If that’s how the unit actually operates in practice, then it would be a positive shift from the way local prosecutors are handling these cases–at least in King County.
So far, prosecutors have mostly employed an approach similar to the one they used in the failed War on Drugs. If you think of an organized retail theft ring as a drug cartel, they've basically been scooping up the equivalent of street dealers caught with contraband, but they haven't had much luck reaching the people who actually direct the organization.
I asked the King County Prosecuting Attorney’s Office for any examples of recent cases where they’d busted the leader of one of these organizations, like the father and daughter team who led a multimillion-dollar shoplifting ring in Atlanta last October. The charging documents from the seven cases they highlighted, all from within the last two months, showed that they appear focused on people allegedly stealing large numbers of products intended for resale. That focus is better than trumping up charges against people stealing necessities for survival, but they haven’t taken down any kingpins like in the Atlanta operation.
In an email, a spokesperson from Ferguson’s office said that local law enforcement agencies have told the AG at a recent meeting that they don’t have the staffing to conduct longer-term investigations to catch those kingpins.
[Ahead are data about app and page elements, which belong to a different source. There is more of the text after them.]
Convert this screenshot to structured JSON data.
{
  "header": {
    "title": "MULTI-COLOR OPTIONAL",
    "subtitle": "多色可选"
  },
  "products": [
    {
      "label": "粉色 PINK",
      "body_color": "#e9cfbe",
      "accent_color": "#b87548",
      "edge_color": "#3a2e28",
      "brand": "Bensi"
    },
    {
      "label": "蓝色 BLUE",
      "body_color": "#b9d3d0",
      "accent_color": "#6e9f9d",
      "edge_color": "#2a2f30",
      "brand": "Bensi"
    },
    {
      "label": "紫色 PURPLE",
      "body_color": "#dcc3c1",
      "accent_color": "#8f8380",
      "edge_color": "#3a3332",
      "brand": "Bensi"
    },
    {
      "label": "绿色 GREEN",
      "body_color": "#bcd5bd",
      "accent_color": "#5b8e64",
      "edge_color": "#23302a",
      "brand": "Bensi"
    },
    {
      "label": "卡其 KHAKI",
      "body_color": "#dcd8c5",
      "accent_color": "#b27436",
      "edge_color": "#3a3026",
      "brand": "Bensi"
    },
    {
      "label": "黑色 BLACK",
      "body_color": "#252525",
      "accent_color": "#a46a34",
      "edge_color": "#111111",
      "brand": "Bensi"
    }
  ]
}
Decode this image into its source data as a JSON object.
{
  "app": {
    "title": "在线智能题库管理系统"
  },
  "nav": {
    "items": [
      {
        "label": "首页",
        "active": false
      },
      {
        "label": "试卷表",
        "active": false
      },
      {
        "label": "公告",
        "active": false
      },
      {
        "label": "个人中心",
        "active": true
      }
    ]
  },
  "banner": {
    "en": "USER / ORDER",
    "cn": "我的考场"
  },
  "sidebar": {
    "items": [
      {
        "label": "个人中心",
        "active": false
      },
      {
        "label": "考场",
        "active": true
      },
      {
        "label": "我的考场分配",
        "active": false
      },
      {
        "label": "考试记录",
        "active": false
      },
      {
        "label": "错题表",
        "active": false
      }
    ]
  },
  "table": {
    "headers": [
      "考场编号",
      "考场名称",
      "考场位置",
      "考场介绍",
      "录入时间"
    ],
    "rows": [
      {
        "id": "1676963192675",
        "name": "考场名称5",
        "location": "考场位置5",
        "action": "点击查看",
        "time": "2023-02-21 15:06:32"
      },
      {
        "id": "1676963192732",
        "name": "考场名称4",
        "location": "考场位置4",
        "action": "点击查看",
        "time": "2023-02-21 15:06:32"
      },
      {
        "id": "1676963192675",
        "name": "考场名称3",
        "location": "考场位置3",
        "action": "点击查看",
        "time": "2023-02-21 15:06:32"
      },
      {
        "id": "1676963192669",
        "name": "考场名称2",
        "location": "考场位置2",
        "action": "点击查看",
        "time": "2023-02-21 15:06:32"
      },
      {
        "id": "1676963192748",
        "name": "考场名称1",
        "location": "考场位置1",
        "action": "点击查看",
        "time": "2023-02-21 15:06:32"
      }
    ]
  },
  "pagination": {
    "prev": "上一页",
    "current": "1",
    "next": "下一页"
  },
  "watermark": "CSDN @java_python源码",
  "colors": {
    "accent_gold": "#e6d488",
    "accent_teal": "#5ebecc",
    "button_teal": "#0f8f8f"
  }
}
The spokesperson cited Seattle Police Department Chief Adrian Diaz as one cop who made this argument, though others echoed his frustrations.
It’s not clear that any additional staffing would actually help, though, as retail industry advocates say that targeting the “fences” profiting from resold merch rather than the grunts they deploy to shoplift works best to break up these operations. And there are more direct ways of going after those “fences” than trying to convince foot soldiers to rat out bosses under threat of jail time–like catching them in the act of selling stolen merchandise.
In recent years, most illegal resale activity has moved from brick-and-mortar pawn shops to online marketplaces such as Amazon and eBay, which presents an enforcement challenge for the AG’s office. Because those marketplaces sell to customers across state lines, the AG’s office has limited authority to compel the tech giants to cooperate with investigations into “fences” based in Washington or to crack down on illegal reselling on their platforms.
In an email, a spokesperson from the AG’s office said they’re addressing the issue with the eight largest online marketplaces on a voluntary basis through the task force they convened earlier this year. The spokesperson added that the tech companies have engaged with the state in the process and are working to develop policies that will help identify users selling stolen property on their platforms.
If they can get the tech companies to adopt those policies, or if Congress forces them to do so by passing a law requiring additional disclosure and reporting from online resellers, then Ferguson’s Organized Retail Theft Unit could be a worthwhile effort to reduce organized retail theft. But if the new unit only continues the current pattern of enforcement from local prosecutors, then it will be just as successful as the War on Drugs.